_TASK INSTRUCTIONS:_
Would you return the data exactly as given, except for its pictures?

Page and application data records
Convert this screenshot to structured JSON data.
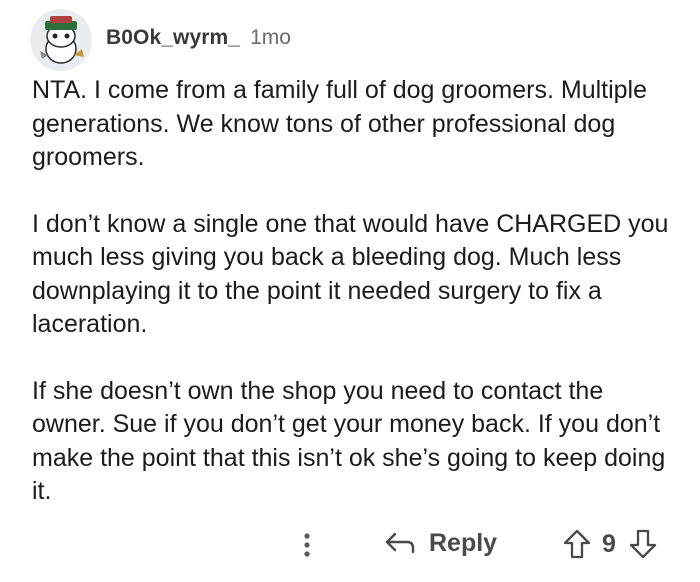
{
  "comment": {
    "author": "B0Ok_wyrm_",
    "age": "1mo",
    "avatar_icon": "snoo-avatar-icon",
    "paragraphs": [
      "NTA. I come from a family full of dog groomers. Multiple generations. We know tons of other professional dog groomers.",
      "I don’t know a single one that would have CHARGED you much less giving you back a bleeding dog. Much less downplaying it to the point it needed surgery to fix a laceration.",
      "If she doesn’t own the shop you need to contact the owner. Sue if you don’t get your money back. If you don’t make the point that this isn’t ok she’s going to keep doing it."
    ]
  },
  "actions": {
    "more_icon": "more-options-icon",
    "reply_icon": "reply-arrow-icon",
    "reply_label": "Reply",
    "upvote_icon": "upvote-arrow-icon",
    "vote_count": "9",
    "downvote_icon": "downvote-arrow-icon"
  },
  "colors": {
    "text": "#1c1c1c",
    "username": "#3a3a3a",
    "muted": "#6b6b6b",
    "action": "#4a4a4a"
  }
}
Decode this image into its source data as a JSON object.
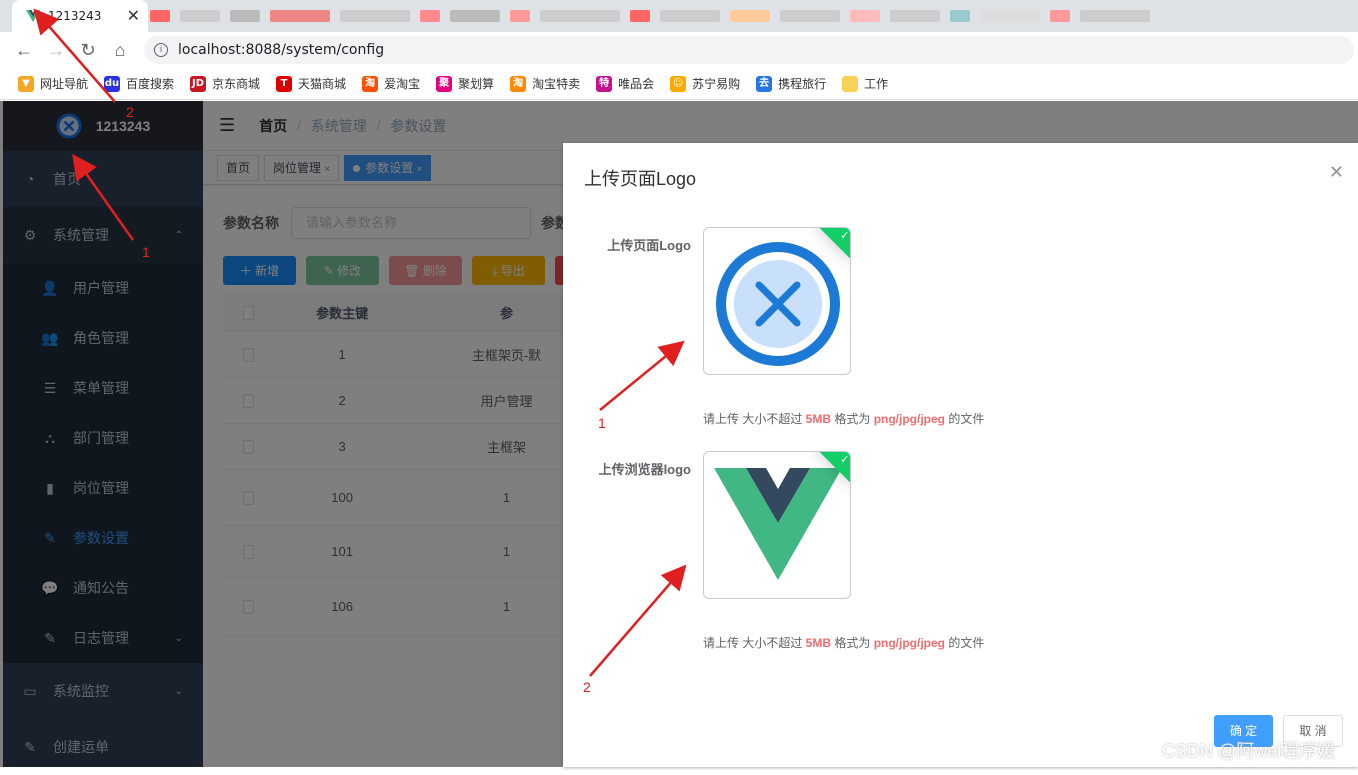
{
  "browser": {
    "tab_title": "1213243",
    "tab_close": "✕",
    "url": "localhost:8088/system/config",
    "bookmarks": [
      {
        "label": "网址导航",
        "color": "#f5a623",
        "glyph": "▼"
      },
      {
        "label": "百度搜索",
        "color": "#2932e1",
        "glyph": "du"
      },
      {
        "label": "京东商城",
        "color": "#c81623",
        "glyph": "JD"
      },
      {
        "label": "天猫商城",
        "color": "#d00",
        "glyph": "T"
      },
      {
        "label": "爱淘宝",
        "color": "#ff5000",
        "glyph": "淘"
      },
      {
        "label": "聚划算",
        "color": "#e4007f",
        "glyph": "聚"
      },
      {
        "label": "淘宝特卖",
        "color": "#ff8a00",
        "glyph": "淘"
      },
      {
        "label": "唯品会",
        "color": "#c4138d",
        "glyph": "特"
      },
      {
        "label": "苏宁易购",
        "color": "#ffaa00",
        "glyph": "☺"
      },
      {
        "label": "携程旅行",
        "color": "#2577e3",
        "glyph": "去"
      },
      {
        "label": "工作",
        "color": "#f7d358",
        "glyph": ""
      }
    ]
  },
  "sidebar": {
    "logo_title": "1213243",
    "items": [
      {
        "label": "首页",
        "icon": "dashboard-icon"
      },
      {
        "label": "系统管理",
        "icon": "gear-icon",
        "chevron": "⌃"
      }
    ],
    "sub_items": [
      {
        "label": "用户管理",
        "icon": "user-icon",
        "glyph": "👤"
      },
      {
        "label": "角色管理",
        "icon": "peoples-icon",
        "glyph": "👥"
      },
      {
        "label": "菜单管理",
        "icon": "tree-table-icon",
        "glyph": "☰"
      },
      {
        "label": "部门管理",
        "icon": "tree-icon",
        "glyph": "⛬"
      },
      {
        "label": "岗位管理",
        "icon": "post-icon",
        "glyph": "▮"
      },
      {
        "label": "参数设置",
        "icon": "edit-icon",
        "glyph": "✎",
        "active": true
      },
      {
        "label": "通知公告",
        "icon": "message-icon",
        "glyph": "💬"
      },
      {
        "label": "日志管理",
        "icon": "log-icon",
        "glyph": "✎",
        "chevron": "⌄"
      }
    ],
    "bottom_items": [
      {
        "label": "系统监控",
        "icon": "monitor-icon",
        "chevron": "⌄"
      },
      {
        "label": "创建运单",
        "icon": "form-icon"
      }
    ]
  },
  "navbar": {
    "breadcrumbs": [
      "首页",
      "系统管理",
      "参数设置"
    ],
    "separator": "/"
  },
  "tags": [
    {
      "label": "首页",
      "close": ""
    },
    {
      "label": "岗位管理",
      "close": "×"
    },
    {
      "label": "参数设置",
      "close": "×",
      "active": true
    }
  ],
  "search": {
    "label": "参数名称",
    "placeholder": "请输入参数名称",
    "label2": "参数"
  },
  "toolbar": [
    {
      "label": "＋ 新增",
      "color": "#1890ff"
    },
    {
      "label": "✎ 修改",
      "color": "#7dc79e"
    },
    {
      "label": "🗑 删除",
      "color": "#f89898"
    },
    {
      "label": "⤓ 导出",
      "color": "#ffba00"
    }
  ],
  "table": {
    "headers": [
      "参数主键",
      "参"
    ],
    "rows": [
      {
        "id": "1",
        "name": "主框架页-默"
      },
      {
        "id": "2",
        "name": "用户管理"
      },
      {
        "id": "3",
        "name": "主框架"
      },
      {
        "id": "100",
        "name": "1"
      },
      {
        "id": "101",
        "name": "1"
      },
      {
        "id": "106",
        "name": "1"
      }
    ]
  },
  "dialog": {
    "title": "上传页面Logo",
    "close": "✕",
    "field1_label": "上传页面Logo",
    "field2_label": "上传浏览器logo",
    "tip_prefix": "请上传 大小不超过 ",
    "tip_size": "5MB",
    "tip_mid": " 格式为 ",
    "tip_format": "png/jpg/jpeg",
    "tip_suffix": " 的文件",
    "ok_label": "确 定",
    "cancel_label": "取 消",
    "check": "✓"
  },
  "annotations": {
    "a1": "1",
    "a2": "2",
    "d1": "1",
    "d2": "2"
  },
  "watermark": "CSDN @阿wei程序媛"
}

_SOLUTION TO THIS PROBLEM:_
Convert this screenshot to structured JSON data.
{
  "comment": {
    "author": "B0Ok_wyrm_",
    "age": "1mo",
    "avatar_icon": "snoo-avatar-icon",
    "paragraphs": [
      "NTA. I come from a family full of dog groomers. Multiple generations. We know tons of other professional dog groomers.",
      "I don’t know a single one that would have CHARGED you much less giving you back a bleeding dog. Much less downplaying it to the point it needed surgery to fix a laceration.",
      "If she doesn’t own the shop you need to contact the owner. Sue if you don’t get your money back. If you don’t make the point that this isn’t ok she’s going to keep doing it."
    ]
  },
  "actions": {
    "more_icon": "more-options-icon",
    "reply_icon": "reply-arrow-icon",
    "reply_label": "Reply",
    "upvote_icon": "upvote-arrow-icon",
    "vote_count": "9",
    "downvote_icon": "downvote-arrow-icon"
  },
  "colors": {
    "text": "#1c1c1c",
    "username": "#3a3a3a",
    "muted": "#6b6b6b",
    "action": "#4a4a4a"
  }
}
Decode this image into its source data as a JSON object.
{
  "browser": {
    "tab_title": "1213243",
    "tab_close": "✕",
    "url": "localhost:8088/system/config",
    "bookmarks": [
      {
        "label": "网址导航",
        "color": "#f5a623",
        "glyph": "▼"
      },
      {
        "label": "百度搜索",
        "color": "#2932e1",
        "glyph": "du"
      },
      {
        "label": "京东商城",
        "color": "#c81623",
        "glyph": "JD"
      },
      {
        "label": "天猫商城",
        "color": "#d00",
        "glyph": "T"
      },
      {
        "label": "爱淘宝",
        "color": "#ff5000",
        "glyph": "淘"
      },
      {
        "label": "聚划算",
        "color": "#e4007f",
        "glyph": "聚"
      },
      {
        "label": "淘宝特卖",
        "color": "#ff8a00",
        "glyph": "淘"
      },
      {
        "label": "唯品会",
        "color": "#c4138d",
        "glyph": "特"
      },
      {
        "label": "苏宁易购",
        "color": "#ffaa00",
        "glyph": "☺"
      },
      {
        "label": "携程旅行",
        "color": "#2577e3",
        "glyph": "去"
      },
      {
        "label": "工作",
        "color": "#f7d358",
        "glyph": ""
      }
    ]
  },
  "sidebar": {
    "logo_title": "1213243",
    "items": [
      {
        "label": "首页",
        "icon": "dashboard-icon"
      },
      {
        "label": "系统管理",
        "icon": "gear-icon",
        "chevron": "⌃"
      }
    ],
    "sub_items": [
      {
        "label": "用户管理",
        "icon": "user-icon",
        "glyph": "👤"
      },
      {
        "label": "角色管理",
        "icon": "peoples-icon",
        "glyph": "👥"
      },
      {
        "label": "菜单管理",
        "icon": "tree-table-icon",
        "glyph": "☰"
      },
      {
        "label": "部门管理",
        "icon": "tree-icon",
        "glyph": "⛬"
      },
      {
        "label": "岗位管理",
        "icon": "post-icon",
        "glyph": "▮"
      },
      {
        "label": "参数设置",
        "icon": "edit-icon",
        "glyph": "✎",
        "active": true
      },
      {
        "label": "通知公告",
        "icon": "message-icon",
        "glyph": "💬"
      },
      {
        "label": "日志管理",
        "icon": "log-icon",
        "glyph": "✎",
        "chevron": "⌄"
      }
    ],
    "bottom_items": [
      {
        "label": "系统监控",
        "icon": "monitor-icon",
        "chevron": "⌄"
      },
      {
        "label": "创建运单",
        "icon": "form-icon"
      }
    ]
  },
  "navbar": {
    "breadcrumbs": [
      "首页",
      "系统管理",
      "参数设置"
    ],
    "separator": "/"
  },
  "tags": [
    {
      "label": "首页",
      "close": ""
    },
    {
      "label": "岗位管理",
      "close": "×"
    },
    {
      "label": "参数设置",
      "close": "×",
      "active": true
    }
  ],
  "search": {
    "label": "参数名称",
    "placeholder": "请输入参数名称",
    "label2": "参数"
  },
  "toolbar": [
    {
      "label": "＋ 新增",
      "color": "#1890ff"
    },
    {
      "label": "✎ 修改",
      "color": "#7dc79e"
    },
    {
      "label": "🗑 删除",
      "color": "#f89898"
    },
    {
      "label": "⤓ 导出",
      "color": "#ffba00"
    }
  ],
  "table": {
    "headers": [
      "参数主键",
      "参"
    ],
    "rows": [
      {
        "id": "1",
        "name": "主框架页-默"
      },
      {
        "id": "2",
        "name": "用户管理"
      },
      {
        "id": "3",
        "name": "主框架"
      },
      {
        "id": "100",
        "name": "1"
      },
      {
        "id": "101",
        "name": "1"
      },
      {
        "id": "106",
        "name": "1"
      }
    ]
  },
  "dialog": {
    "title": "上传页面Logo",
    "close": "✕",
    "field1_label": "上传页面Logo",
    "field2_label": "上传浏览器logo",
    "tip_prefix": "请上传 大小不超过 ",
    "tip_size": "5MB",
    "tip_mid": " 格式为 ",
    "tip_format": "png/jpg/jpeg",
    "tip_suffix": " 的文件",
    "ok_label": "确 定",
    "cancel_label": "取 消",
    "check": "✓"
  },
  "annotations": {
    "a1": "1",
    "a2": "2",
    "d1": "1",
    "d2": "2"
  },
  "watermark": "CSDN @阿wei程序媛"
}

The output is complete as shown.